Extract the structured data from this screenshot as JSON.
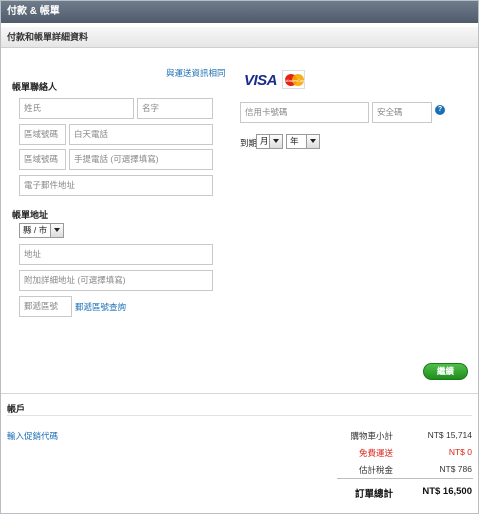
{
  "window": {
    "title": "付款 & 帳單"
  },
  "section": {
    "title": "付款和帳單詳細資料"
  },
  "contact": {
    "same_as_shipping_link": "與運送資訊相同",
    "heading": "帳單聯絡人",
    "last_name_placeholder": "姓氏",
    "first_name_placeholder": "名字",
    "area_code_placeholder_1": "區域號碼",
    "day_phone_placeholder": "白天電話",
    "area_code_placeholder_2": "區域號碼",
    "mobile_placeholder": "手提電話 (可選擇填寫)",
    "email_placeholder": "電子郵件地址"
  },
  "address": {
    "heading": "帳單地址",
    "county_select": "縣 / 市",
    "address_placeholder": "地址",
    "address_extra_placeholder": "附加詳細地址 (可選擇填寫)",
    "postal_placeholder": "郵遞區號",
    "postal_lookup_link": "郵遞區號查詢"
  },
  "card": {
    "brands": [
      "VISA",
      "MasterCard"
    ],
    "number_placeholder": "信用卡號碼",
    "cvv_placeholder": "安全碼",
    "help_icon": "?",
    "expiry_label": "到期",
    "month_select": "月",
    "year_select": "年"
  },
  "actions": {
    "continue_label": "繼續"
  },
  "account": {
    "heading": "帳戶",
    "promo_link": "輸入促銷代碼"
  },
  "summary": {
    "rows": [
      {
        "label": "購物車小計",
        "value": "NT$ 15,714",
        "highlight": false
      },
      {
        "label": "免費運送",
        "value": "NT$ 0",
        "highlight": true
      },
      {
        "label": "估計稅金",
        "value": "NT$ 786",
        "highlight": false
      }
    ],
    "total_label": "訂單總計",
    "total_value": "NT$ 16,500"
  },
  "colors": {
    "link": "#1a6fb3",
    "highlight": "#d9251c",
    "button": "#2a9a26",
    "title_bar": "#5b6778"
  }
}
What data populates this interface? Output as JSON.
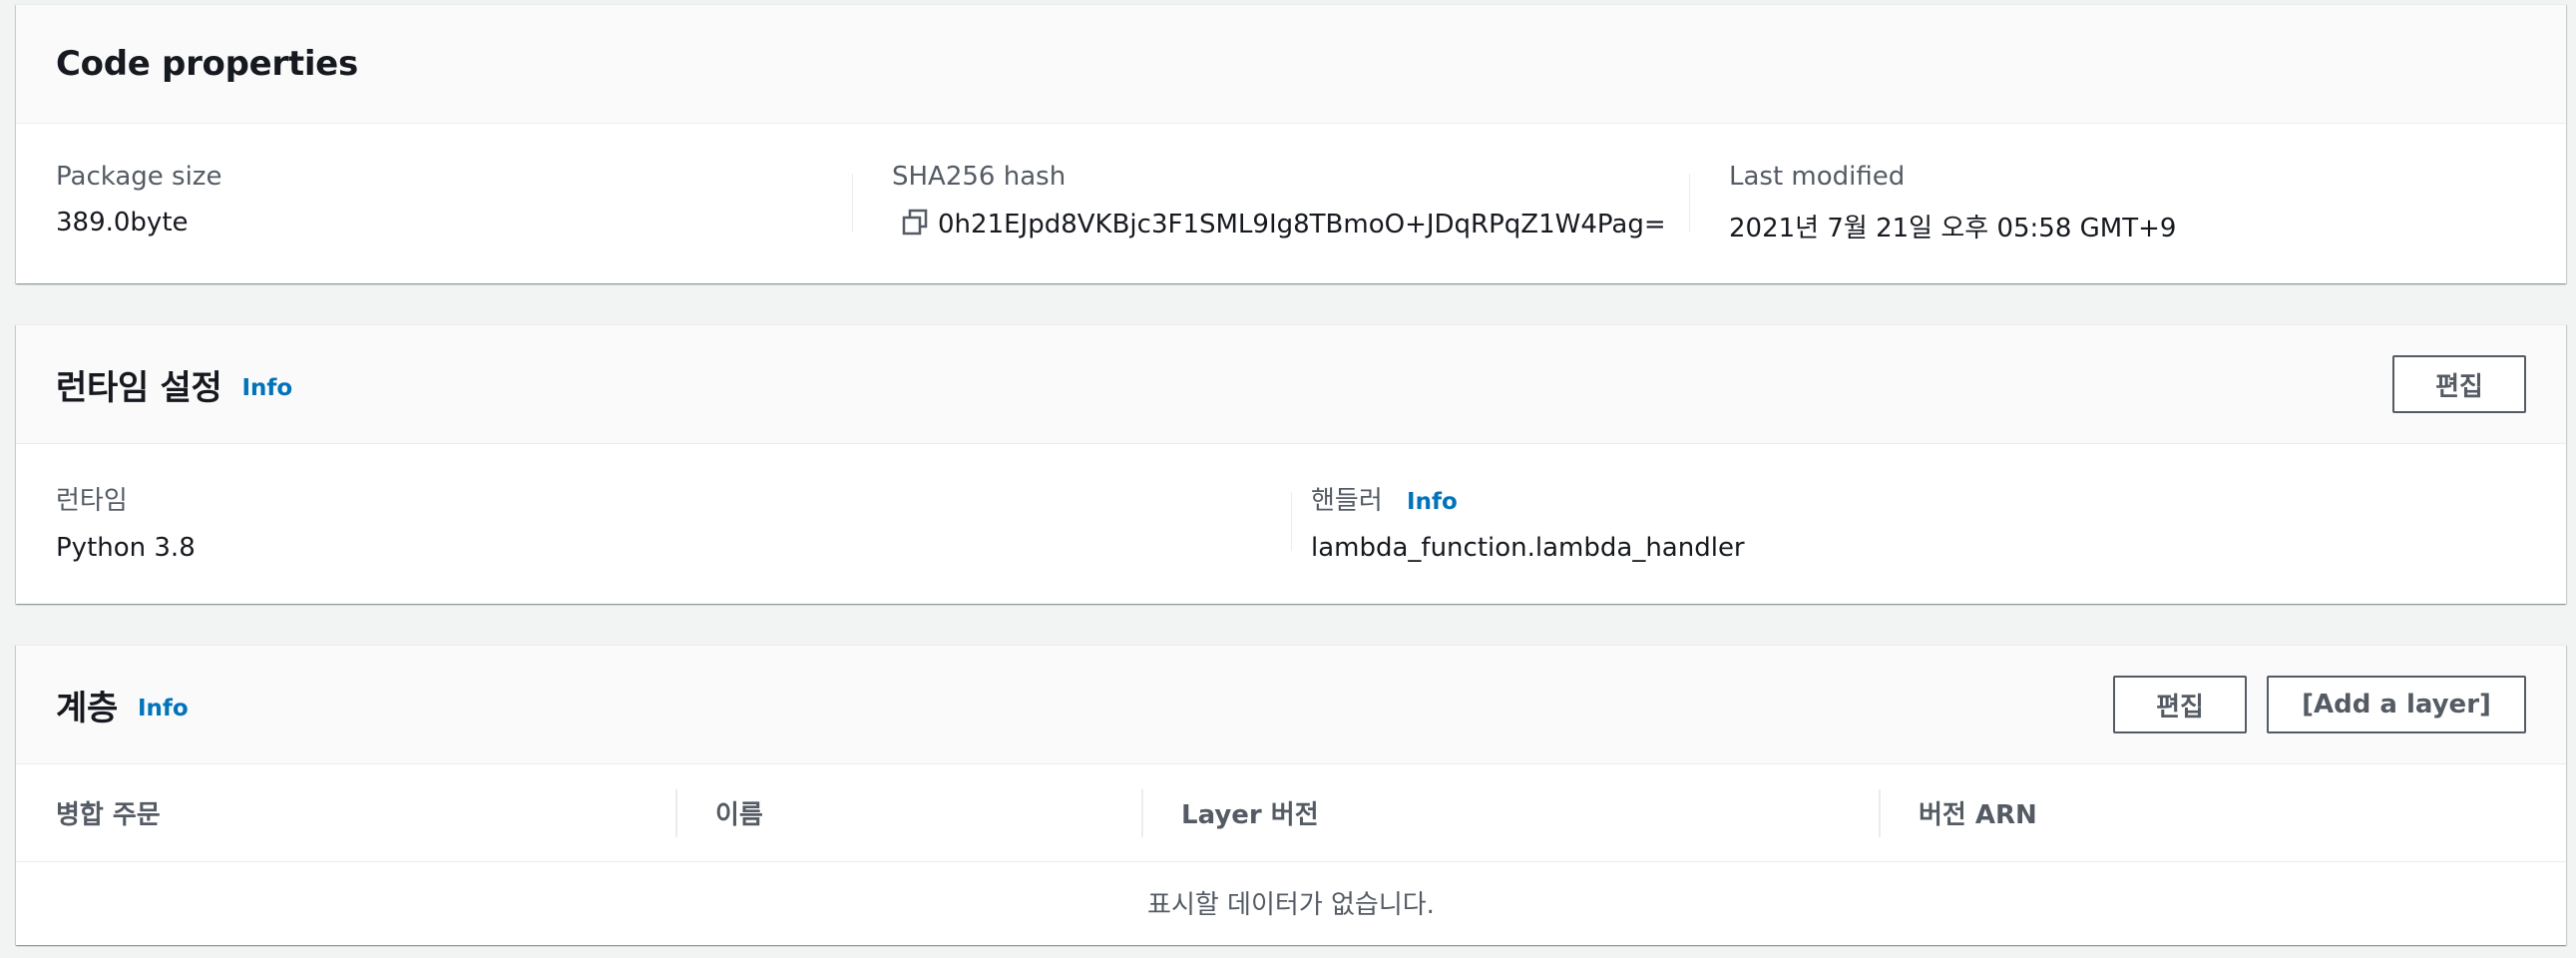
{
  "code_properties": {
    "title": "Code properties",
    "package_size_label": "Package size",
    "package_size_value": "389.0byte",
    "sha_label": "SHA256 hash",
    "sha_value": "0h21EJpd8VKBjc3F1SML9Ig8TBmoO+JDqRPqZ1W4Pag=",
    "last_modified_label": "Last modified",
    "last_modified_value": "2021년 7월 21일 오후 05:58 GMT+9"
  },
  "runtime_settings": {
    "title": "런타임 설정",
    "info": "Info",
    "edit_button": "편집",
    "runtime_label": "런타임",
    "runtime_value": "Python 3.8",
    "handler_label": "핸들러",
    "handler_info": "Info",
    "handler_value": "lambda_function.lambda_handler"
  },
  "layers": {
    "title": "계층",
    "info": "Info",
    "edit_button": "편집",
    "add_layer_button": "[Add a layer]",
    "columns": [
      "병합 주문",
      "이름",
      "Layer 버전",
      "버전 ARN"
    ],
    "empty_message": "표시할 데이터가 없습니다."
  },
  "icons": {
    "copy": "copy-icon"
  },
  "colors": {
    "link": "#0073bb",
    "header_bg": "#fafafa",
    "page_bg": "#f2f3f3"
  }
}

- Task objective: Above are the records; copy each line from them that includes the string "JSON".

- Solution to this exercise:
Extract the structured data from this screenshot as JSON.
What data populates this interface? Output as JSON.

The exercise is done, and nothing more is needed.